| THE TASK |
The entries are to be returned exactly, with images left out.

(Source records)
▼▼▼

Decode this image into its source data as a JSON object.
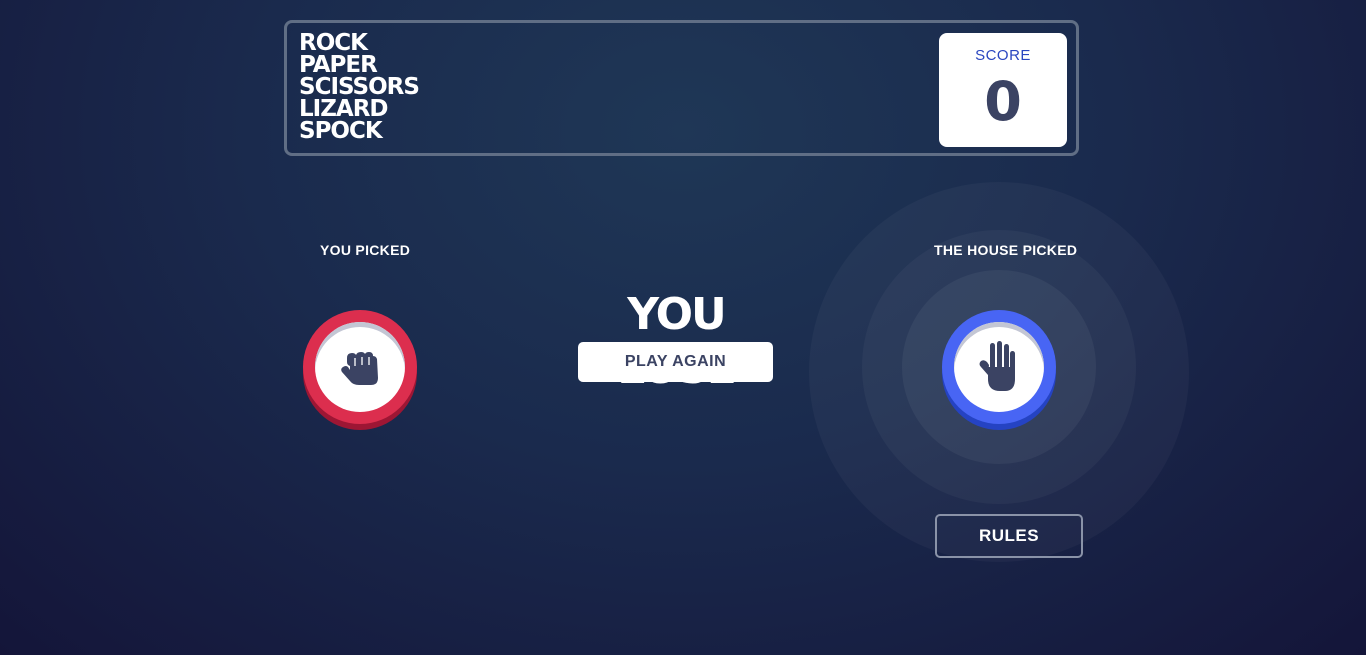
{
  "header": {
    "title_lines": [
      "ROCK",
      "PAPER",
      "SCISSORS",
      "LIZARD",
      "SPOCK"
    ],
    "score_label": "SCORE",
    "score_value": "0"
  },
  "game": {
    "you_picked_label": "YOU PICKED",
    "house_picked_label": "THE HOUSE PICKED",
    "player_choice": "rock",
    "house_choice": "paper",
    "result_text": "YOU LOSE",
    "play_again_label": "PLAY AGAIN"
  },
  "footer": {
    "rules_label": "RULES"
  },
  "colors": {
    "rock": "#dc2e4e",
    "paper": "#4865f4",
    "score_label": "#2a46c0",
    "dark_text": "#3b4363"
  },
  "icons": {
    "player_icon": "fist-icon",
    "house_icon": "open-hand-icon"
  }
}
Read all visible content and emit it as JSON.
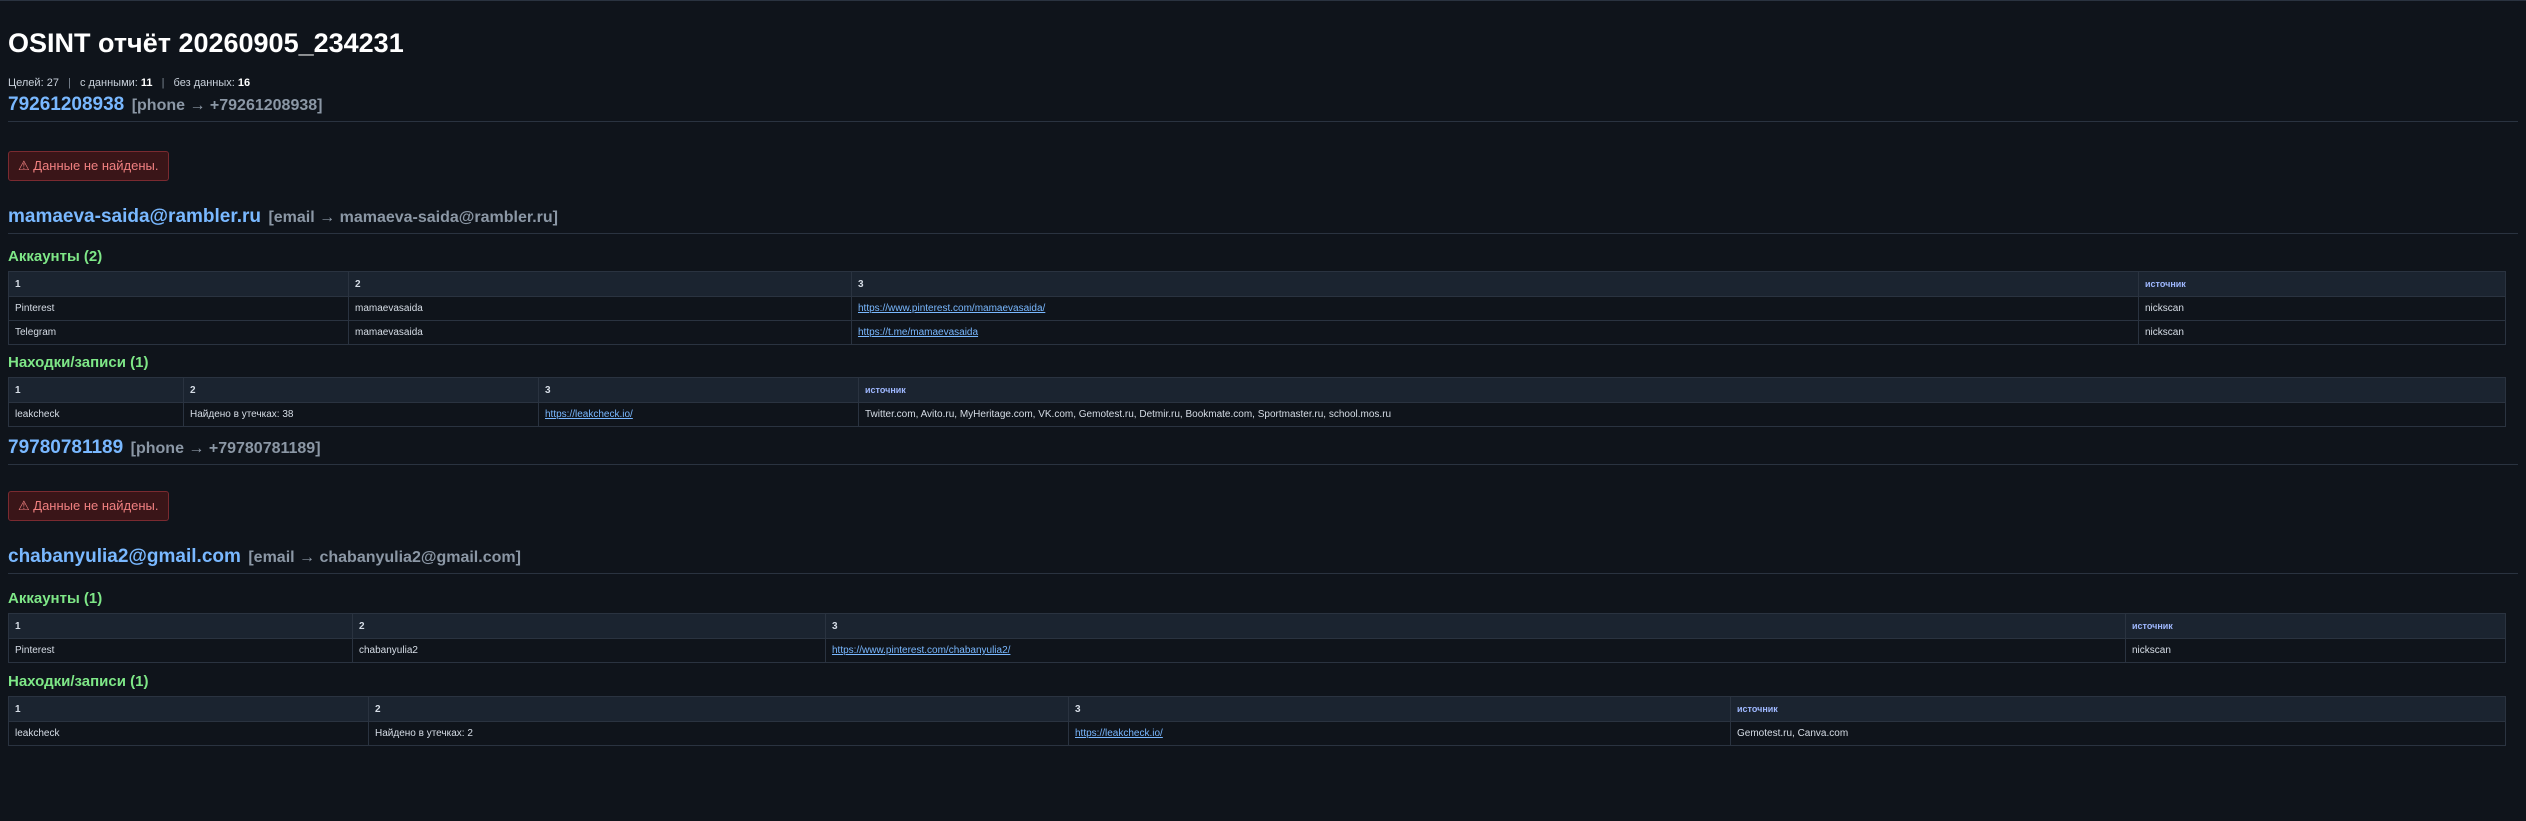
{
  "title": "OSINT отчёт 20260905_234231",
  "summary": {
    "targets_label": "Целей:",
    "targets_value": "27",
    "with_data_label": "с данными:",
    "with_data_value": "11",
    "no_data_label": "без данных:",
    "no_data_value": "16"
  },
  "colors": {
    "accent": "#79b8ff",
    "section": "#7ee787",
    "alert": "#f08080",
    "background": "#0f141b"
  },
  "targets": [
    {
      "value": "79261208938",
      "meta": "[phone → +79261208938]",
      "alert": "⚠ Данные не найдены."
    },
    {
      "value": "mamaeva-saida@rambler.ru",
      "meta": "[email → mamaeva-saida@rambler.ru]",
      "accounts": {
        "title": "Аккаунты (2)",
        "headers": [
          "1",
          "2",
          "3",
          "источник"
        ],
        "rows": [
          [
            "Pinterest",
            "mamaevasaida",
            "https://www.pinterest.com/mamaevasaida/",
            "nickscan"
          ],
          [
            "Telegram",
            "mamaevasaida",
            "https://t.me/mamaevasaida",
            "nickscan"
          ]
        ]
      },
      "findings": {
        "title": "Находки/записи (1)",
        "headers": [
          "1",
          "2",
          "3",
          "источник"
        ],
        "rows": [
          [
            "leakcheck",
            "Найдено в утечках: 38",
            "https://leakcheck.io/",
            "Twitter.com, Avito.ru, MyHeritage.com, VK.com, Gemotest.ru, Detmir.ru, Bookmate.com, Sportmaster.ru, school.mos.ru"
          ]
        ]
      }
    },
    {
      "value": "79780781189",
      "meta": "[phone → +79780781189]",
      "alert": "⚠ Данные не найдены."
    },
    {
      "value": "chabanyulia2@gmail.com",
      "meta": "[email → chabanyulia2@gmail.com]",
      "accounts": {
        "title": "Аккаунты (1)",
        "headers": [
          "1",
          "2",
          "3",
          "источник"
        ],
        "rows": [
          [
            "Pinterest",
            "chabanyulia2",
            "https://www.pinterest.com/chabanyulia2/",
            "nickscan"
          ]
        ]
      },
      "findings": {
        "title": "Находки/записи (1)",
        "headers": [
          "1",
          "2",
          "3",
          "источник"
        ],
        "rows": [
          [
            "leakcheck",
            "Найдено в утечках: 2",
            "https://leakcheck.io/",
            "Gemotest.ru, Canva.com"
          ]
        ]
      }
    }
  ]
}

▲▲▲

| TASK RESULT |
Decode this image into its source data as a JSON object.
{
  "header": {
    "title_lines": [
      "ROCK",
      "PAPER",
      "SCISSORS",
      "LIZARD",
      "SPOCK"
    ],
    "score_label": "SCORE",
    "score_value": "0"
  },
  "game": {
    "you_picked_label": "YOU PICKED",
    "house_picked_label": "THE HOUSE PICKED",
    "player_choice": "rock",
    "house_choice": "paper",
    "result_text": "YOU LOSE",
    "play_again_label": "PLAY AGAIN"
  },
  "footer": {
    "rules_label": "RULES"
  },
  "colors": {
    "rock": "#dc2e4e",
    "paper": "#4865f4",
    "score_label": "#2a46c0",
    "dark_text": "#3b4363"
  },
  "icons": {
    "player_icon": "fist-icon",
    "house_icon": "open-hand-icon"
  }
}
Read all visible content and emit it as JSON.
{
  "title": "OSINT отчёт 20260905_234231",
  "summary": {
    "targets_label": "Целей:",
    "targets_value": "27",
    "with_data_label": "с данными:",
    "with_data_value": "11",
    "no_data_label": "без данных:",
    "no_data_value": "16"
  },
  "colors": {
    "accent": "#79b8ff",
    "section": "#7ee787",
    "alert": "#f08080",
    "background": "#0f141b"
  },
  "targets": [
    {
      "value": "79261208938",
      "meta": "[phone → +79261208938]",
      "alert": "⚠ Данные не найдены."
    },
    {
      "value": "mamaeva-saida@rambler.ru",
      "meta": "[email → mamaeva-saida@rambler.ru]",
      "accounts": {
        "title": "Аккаунты (2)",
        "headers": [
          "1",
          "2",
          "3",
          "источник"
        ],
        "rows": [
          [
            "Pinterest",
            "mamaevasaida",
            "https://www.pinterest.com/mamaevasaida/",
            "nickscan"
          ],
          [
            "Telegram",
            "mamaevasaida",
            "https://t.me/mamaevasaida",
            "nickscan"
          ]
        ]
      },
      "findings": {
        "title": "Находки/записи (1)",
        "headers": [
          "1",
          "2",
          "3",
          "источник"
        ],
        "rows": [
          [
            "leakcheck",
            "Найдено в утечках: 38",
            "https://leakcheck.io/",
            "Twitter.com, Avito.ru, MyHeritage.com, VK.com, Gemotest.ru, Detmir.ru, Bookmate.com, Sportmaster.ru, school.mos.ru"
          ]
        ]
      }
    },
    {
      "value": "79780781189",
      "meta": "[phone → +79780781189]",
      "alert": "⚠ Данные не найдены."
    },
    {
      "value": "chabanyulia2@gmail.com",
      "meta": "[email → chabanyulia2@gmail.com]",
      "accounts": {
        "title": "Аккаунты (1)",
        "headers": [
          "1",
          "2",
          "3",
          "источник"
        ],
        "rows": [
          [
            "Pinterest",
            "chabanyulia2",
            "https://www.pinterest.com/chabanyulia2/",
            "nickscan"
          ]
        ]
      },
      "findings": {
        "title": "Находки/записи (1)",
        "headers": [
          "1",
          "2",
          "3",
          "источник"
        ],
        "rows": [
          [
            "leakcheck",
            "Найдено в утечках: 2",
            "https://leakcheck.io/",
            "Gemotest.ru, Canva.com"
          ]
        ]
      }
    }
  ]
}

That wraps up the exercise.